  • Dark, little, or no urine
  • Slow, wobbly walking, lack of coordination
  • Confusion, disorientation, or unresponsiveness
  • Head tremors, seizures
  • Collapse

Dog heatstroke survival rates

Remember the shockers we promised? Brace yourself for some real eye-openers.

  • Recorded HRI fatality rates range from 14% to 50% in Australia.
  • Exertional heatstroke is just as likely to kill as environmental heatstroke.
  • The survival rate drops drastically (<90 minutes = 62%, >90 minutes = 27%) the longer it takes to seek medical attention.
  • For every affected organ, the survival rate decreases by 25%.

First-aid and treatment

The best treatment is at the nearest vet clinic/animal hospital. But it can take a hot minute to get there, so remember these first-aid tips.

  • Immediately stop all physical activities with your dog.
  • Move Fido to a shaded area with a breeze.
  • Give your dog fresh water.
  • Soak a towel in cool water, then apply it to the paw pads, armpits, and underbelly.
  • Gently wet the ears and head with a moist cloth.

Just as there are first-aid dos, there are also first-aid don’ts. (These may flip the script on everything you thought you knew about handling heatstroke.)

  • NEVER pour water directly onto the face—it’s a drowning hazard.
  • NEVER use chilly water/submerge your dog in an ice bath. This can worsen its condition.
  • NEVER wrap the dog in a wet towel (and leave him so), as this can trap heat. Drape and continuously replace wet towels instead.
  • NEVER delay vet care. Cells die within minutes once a 49-50°C body temperature is reached.

Heatstroke is predictable and preventable
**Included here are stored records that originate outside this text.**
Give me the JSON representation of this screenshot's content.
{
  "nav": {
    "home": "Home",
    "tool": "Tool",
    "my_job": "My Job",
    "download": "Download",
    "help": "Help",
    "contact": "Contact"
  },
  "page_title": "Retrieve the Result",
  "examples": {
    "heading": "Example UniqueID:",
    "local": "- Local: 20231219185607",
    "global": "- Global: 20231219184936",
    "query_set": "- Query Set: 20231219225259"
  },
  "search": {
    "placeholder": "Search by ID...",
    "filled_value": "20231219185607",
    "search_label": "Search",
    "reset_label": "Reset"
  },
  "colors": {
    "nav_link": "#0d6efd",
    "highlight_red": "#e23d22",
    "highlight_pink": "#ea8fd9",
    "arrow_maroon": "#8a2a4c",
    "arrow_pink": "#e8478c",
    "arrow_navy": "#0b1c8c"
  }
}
Finally, some good news! 😮‍💨 Here’s how to protect your pet when the mercury rises. (But these are just the tip of the iceberg on pet summer safety.)

  • Keep fur babies in well-ventilated spaces. Fans and air cons are a plus!
  • Ensure whole-day access to shade and plenty of water.
  • Avoid strenuous activities; switch to water play or puzzle toys.
  • Trim your dog's coat.
  • Prevent overheating with this no-fuss cooling bandana.

The no-sweat solution for proactive pet parents

With our changing global climate, erratic weather patterns, and longer summers, HRI is no longer just a December-to-February concern. It's a very present threat for much of the year! A reality we need to be aware of, alert to, and prepared for.

You know what really helps? Genius accessories like PetLab’s Dog Cooling Bandana.

It’s made from innovative, cool-to-touch nylon developed to absorb excess body heat. Functional fashion that fits easily around your pup’s neck (where blood vessels are close to the skin) to rapidly reduce thermal discomfort.

Soak the lightweight bandana in cool water and wring it out, or pop it in the freezer for a few minutes. Presto: Instant cooling relief—for hours! Then you’re good to go wherever our sunny days take you.

Memo to pet parents: Don’t leave home without it. 😉

Disclaimer: This post is for informational purposes only. It is not and does not intend to be a substitute for professional veterinarian advice, diagnosis, or treatment. Reliance on any information on this website is at your own risk. Always consult with your veterinarian.


Get Our

15-Minute Speed Cleaning Routine For Pet Parents


Leave a comment

Please note, comments must be approved before they are published